Whereas the majority of seizures in neonates are related to acute brain injury, a substantial minority are the first symptom of a neonatal-onset epilepsy, often linked to a pathogenic genetic variant. This defect may disrupt cortical development (e.g., lissencephaly, focal cortical dysplasia), lead to metabolic changes (e.g., pyridoxine-dependent epilepsy, sulfite oxidase deficiency) or lead to cortical dysfunction without metabolic or macroscopic structural changes (e.g., channelopathies, STXBP1). Historically, studies on treatment response and long-term consequences of neonatal seizures have lumped all etiologies together. However, etiology has been consistently shown to be the most important determinant of outcome. Here, we address the elements differentiating neonatal-onset epilepsies from acute symptomatic seizures. We review some common neonatal-onset epilepsies and emphasize how pathognomonic electro-clinical phenotypes such as the ones associated with KCNQ2 or KCNT1 gene mutation, when recognized early, can lead to targeted diagnostic testing and precision medicine treatment, enabling the possibility of improved outcome.

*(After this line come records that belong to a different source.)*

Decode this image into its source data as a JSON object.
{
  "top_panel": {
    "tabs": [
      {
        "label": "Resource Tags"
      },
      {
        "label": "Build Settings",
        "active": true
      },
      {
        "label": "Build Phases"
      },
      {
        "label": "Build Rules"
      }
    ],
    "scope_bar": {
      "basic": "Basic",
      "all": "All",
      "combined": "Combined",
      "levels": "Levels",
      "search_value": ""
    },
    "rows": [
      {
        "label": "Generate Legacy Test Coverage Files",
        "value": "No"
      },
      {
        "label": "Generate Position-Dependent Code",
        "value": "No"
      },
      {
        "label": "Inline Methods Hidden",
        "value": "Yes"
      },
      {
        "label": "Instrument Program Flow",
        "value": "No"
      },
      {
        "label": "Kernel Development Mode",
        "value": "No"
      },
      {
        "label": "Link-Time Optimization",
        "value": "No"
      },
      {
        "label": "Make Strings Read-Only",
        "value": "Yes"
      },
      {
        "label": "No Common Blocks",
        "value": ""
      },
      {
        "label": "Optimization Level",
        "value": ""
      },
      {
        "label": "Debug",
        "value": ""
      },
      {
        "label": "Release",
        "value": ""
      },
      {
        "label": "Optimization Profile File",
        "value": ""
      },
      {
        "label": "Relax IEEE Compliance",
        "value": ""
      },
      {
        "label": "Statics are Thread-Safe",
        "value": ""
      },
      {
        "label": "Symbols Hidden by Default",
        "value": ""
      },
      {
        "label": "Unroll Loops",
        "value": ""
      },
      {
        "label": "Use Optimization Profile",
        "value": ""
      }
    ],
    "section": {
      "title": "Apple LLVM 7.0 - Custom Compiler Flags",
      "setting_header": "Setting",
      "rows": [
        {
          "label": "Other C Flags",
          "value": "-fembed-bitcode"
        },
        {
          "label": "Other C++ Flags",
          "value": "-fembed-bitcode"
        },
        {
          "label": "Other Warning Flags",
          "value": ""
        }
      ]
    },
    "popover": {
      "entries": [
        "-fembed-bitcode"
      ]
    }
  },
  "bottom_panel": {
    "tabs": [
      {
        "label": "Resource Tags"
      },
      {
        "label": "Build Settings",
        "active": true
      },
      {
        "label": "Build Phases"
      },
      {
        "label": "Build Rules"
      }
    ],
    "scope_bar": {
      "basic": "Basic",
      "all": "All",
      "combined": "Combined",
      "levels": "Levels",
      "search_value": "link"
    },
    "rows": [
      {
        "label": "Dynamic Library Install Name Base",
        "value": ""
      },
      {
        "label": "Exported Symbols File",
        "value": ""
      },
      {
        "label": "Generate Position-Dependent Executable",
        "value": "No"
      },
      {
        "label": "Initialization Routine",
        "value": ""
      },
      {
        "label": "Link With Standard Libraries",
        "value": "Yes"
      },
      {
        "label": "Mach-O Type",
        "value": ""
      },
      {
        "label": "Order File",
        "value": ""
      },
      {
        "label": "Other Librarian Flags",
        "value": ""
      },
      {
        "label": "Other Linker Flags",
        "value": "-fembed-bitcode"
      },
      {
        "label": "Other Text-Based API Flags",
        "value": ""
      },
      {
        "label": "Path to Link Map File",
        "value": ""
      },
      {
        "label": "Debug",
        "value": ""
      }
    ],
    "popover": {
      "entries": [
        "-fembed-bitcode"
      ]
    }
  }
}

Keywords: Epilepsy; Genetic diseases; Magnetic resonance imaging; Metabolic diseases; Newborn; Seizure.
Copyright © 2018. Published by Elsevier Ltd.